The two-part food travelogue showed Nadiya’s humble side and proved that even with a camera crew present she would not forget her roots. This perfectly illustrates that people can be successful both on and off screen, without becoming egotistical or selfish. 

The series was nominated at the 2017 National Television Awards, which supported the amazing success of that year’s Great British Bake Off.


Charity work and Becoming an Ambassador

Nadiya is an ambassador for Starlight Children’s Foundation, The foundation supports the lives of seriously ill children. The Foundation is contacted by hospital staff when children are going to have major surgery and provide them ‘distraction boxes’ to ensure they are not worrying before the surgery. Nadiya is also an ambassador for WaterAid. WaterAid’s main goal is to promote people’s rights and access to safe drinking water, hygiene and sanitation. 

To show her support for Armistice Day, Nadiya wore a ‘poppy headscarf’ this was to not only show support for the soldiers but to commemorate the number of Muslim soldiers who fought in the First World War. Nadiya also promoted the wearing of the poppy amongst British Muslims- something that she was very passionate about.

Nadiya has continuously proven that nothing would restrain her and nothing would alter her motivation-this can be seen in her decisions not only in her career but in supporting foundations, such as her advocacy for helping under-developed countries. 

In 2018, Nadiya became an ambassador for Swarovski, which created a campaign focusing on female empowerment; which spoke to Nadiya as part of an ethnic minority group. Female empowerment is key to ensuring a brighter future for all women, no matter their ethnicity, religion or social class. 

For Mental Health Day, Nadiya contributed a baking recipe for the YoungMinds mental health charity’s HelloYellow day.

The recipe is for Nadiya Hussain’s Lemon and Turmeric Oaties, this was part of her cookbook after her success on the Great British Bake Off.


Cultural Diversity Matters

Nadiya Hussain has shown that representing your culture and differences can lead to great success as a public figure. Showcasing the differences between cultures can lead to the acceptance of not just your own ability, culture and confidence, but it also supports thousands of young people who feel isolated and ostracized  due to their beliefs, appearance or abilities. 

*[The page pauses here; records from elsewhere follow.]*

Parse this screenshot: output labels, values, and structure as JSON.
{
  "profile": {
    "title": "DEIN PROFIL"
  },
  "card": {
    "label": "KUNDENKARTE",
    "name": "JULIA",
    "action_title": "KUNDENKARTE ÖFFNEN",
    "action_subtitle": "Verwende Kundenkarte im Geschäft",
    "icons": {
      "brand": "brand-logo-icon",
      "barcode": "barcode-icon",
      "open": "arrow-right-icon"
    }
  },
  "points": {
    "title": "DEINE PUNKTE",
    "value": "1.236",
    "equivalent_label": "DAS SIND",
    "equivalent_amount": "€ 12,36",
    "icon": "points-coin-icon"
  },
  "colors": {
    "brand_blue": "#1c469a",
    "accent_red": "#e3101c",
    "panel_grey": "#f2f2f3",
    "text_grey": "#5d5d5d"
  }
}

Nadiya has begun a long process of breaking the mould that has been in place-the awful stereotypes that have been placed on Muslim women, preventing cultural diversity from being discussed and opening up the opportunities for those within minority ethnic communities. 

From Luton; to a bad haircut; to mental health problems; to an arranged marriage. Nadiya had every opportunity to quit and succumb to her struggles. Instead she decided to stand against judgement and discrimination. It is from that decision she overcame her struggles to be named as one of the 500 most influential people in the UK by Debrett’s in 2017, as well as this she was listed on the BBC News’ 100 Women list

Do not let setbacks define you. You can achieve anything when you set your mind to it and be confident in what you do.